## DATA EXTRACT
####

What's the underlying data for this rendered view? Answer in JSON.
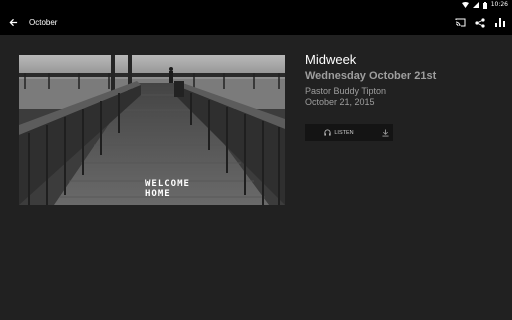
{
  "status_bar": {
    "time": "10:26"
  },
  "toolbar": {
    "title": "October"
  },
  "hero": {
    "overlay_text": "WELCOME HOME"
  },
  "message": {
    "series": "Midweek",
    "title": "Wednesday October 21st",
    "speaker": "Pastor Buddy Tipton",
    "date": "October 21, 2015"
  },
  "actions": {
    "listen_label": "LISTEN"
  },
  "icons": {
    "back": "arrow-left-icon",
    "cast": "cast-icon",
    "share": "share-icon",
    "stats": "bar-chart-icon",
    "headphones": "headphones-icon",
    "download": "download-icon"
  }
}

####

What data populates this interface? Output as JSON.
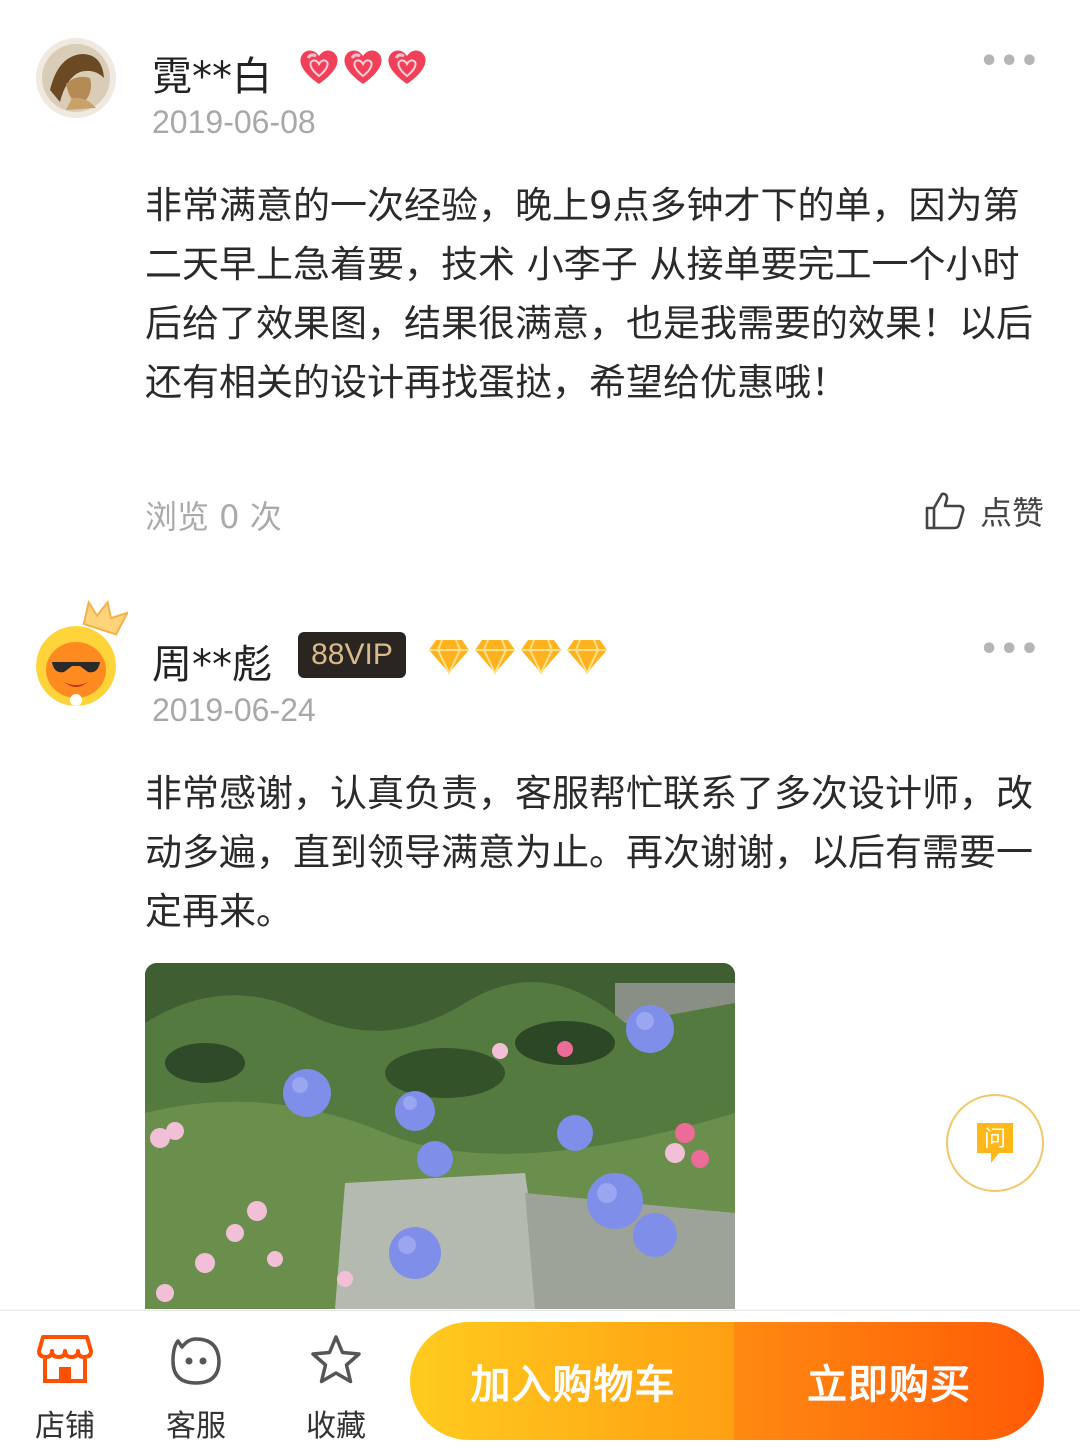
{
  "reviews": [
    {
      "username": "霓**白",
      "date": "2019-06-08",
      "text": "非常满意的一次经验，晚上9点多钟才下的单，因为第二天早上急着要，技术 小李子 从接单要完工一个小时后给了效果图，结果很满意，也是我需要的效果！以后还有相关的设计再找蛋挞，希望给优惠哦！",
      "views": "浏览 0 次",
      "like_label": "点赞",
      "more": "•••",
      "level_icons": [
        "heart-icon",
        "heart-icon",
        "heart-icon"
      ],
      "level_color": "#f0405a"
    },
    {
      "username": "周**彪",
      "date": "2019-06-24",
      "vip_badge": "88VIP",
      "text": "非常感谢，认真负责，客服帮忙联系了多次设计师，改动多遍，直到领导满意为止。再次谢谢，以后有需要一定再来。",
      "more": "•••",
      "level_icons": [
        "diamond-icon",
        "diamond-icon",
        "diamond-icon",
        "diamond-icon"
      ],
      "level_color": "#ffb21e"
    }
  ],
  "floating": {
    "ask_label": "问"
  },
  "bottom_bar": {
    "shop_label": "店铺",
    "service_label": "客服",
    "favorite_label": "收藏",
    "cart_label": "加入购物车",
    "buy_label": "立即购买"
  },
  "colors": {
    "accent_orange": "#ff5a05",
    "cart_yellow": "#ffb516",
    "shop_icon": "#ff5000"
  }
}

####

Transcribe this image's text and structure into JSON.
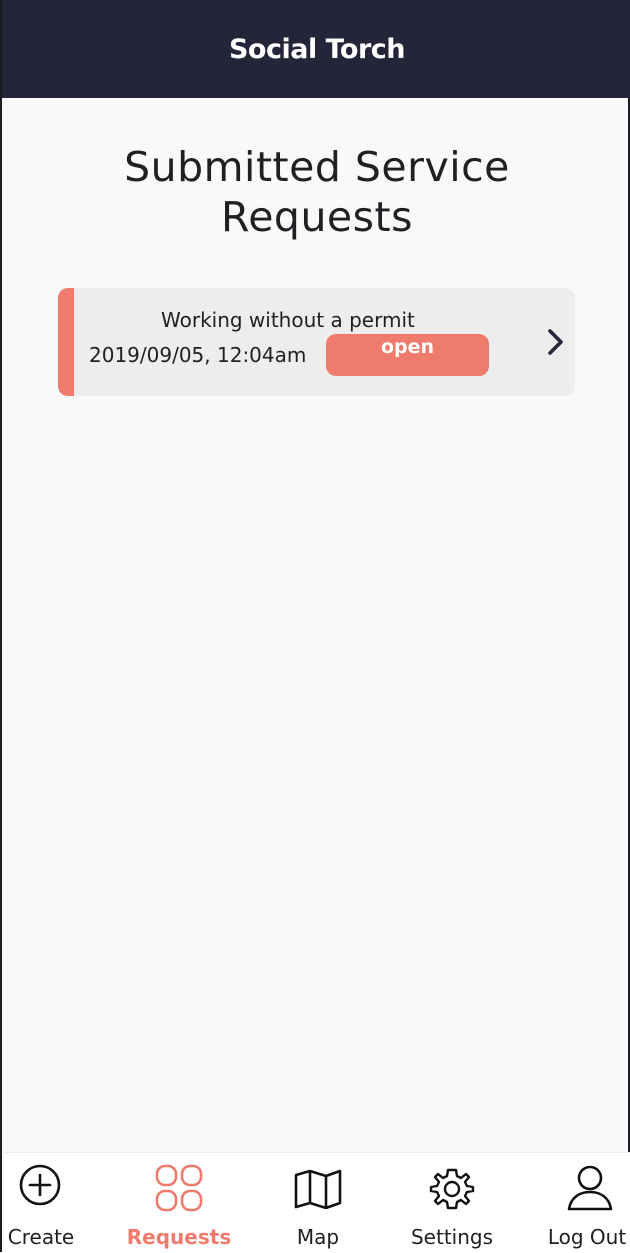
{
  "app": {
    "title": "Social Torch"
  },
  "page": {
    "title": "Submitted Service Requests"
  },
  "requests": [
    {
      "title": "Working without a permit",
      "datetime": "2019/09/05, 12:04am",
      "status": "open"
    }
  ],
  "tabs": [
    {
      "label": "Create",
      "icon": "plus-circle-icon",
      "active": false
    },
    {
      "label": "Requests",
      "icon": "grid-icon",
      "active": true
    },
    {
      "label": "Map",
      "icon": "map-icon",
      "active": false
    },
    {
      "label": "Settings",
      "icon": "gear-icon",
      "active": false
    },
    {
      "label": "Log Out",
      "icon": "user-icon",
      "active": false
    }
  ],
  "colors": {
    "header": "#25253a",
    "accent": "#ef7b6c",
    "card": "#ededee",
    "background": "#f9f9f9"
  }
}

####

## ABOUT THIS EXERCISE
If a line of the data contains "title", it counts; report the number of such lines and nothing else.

## REPLY
5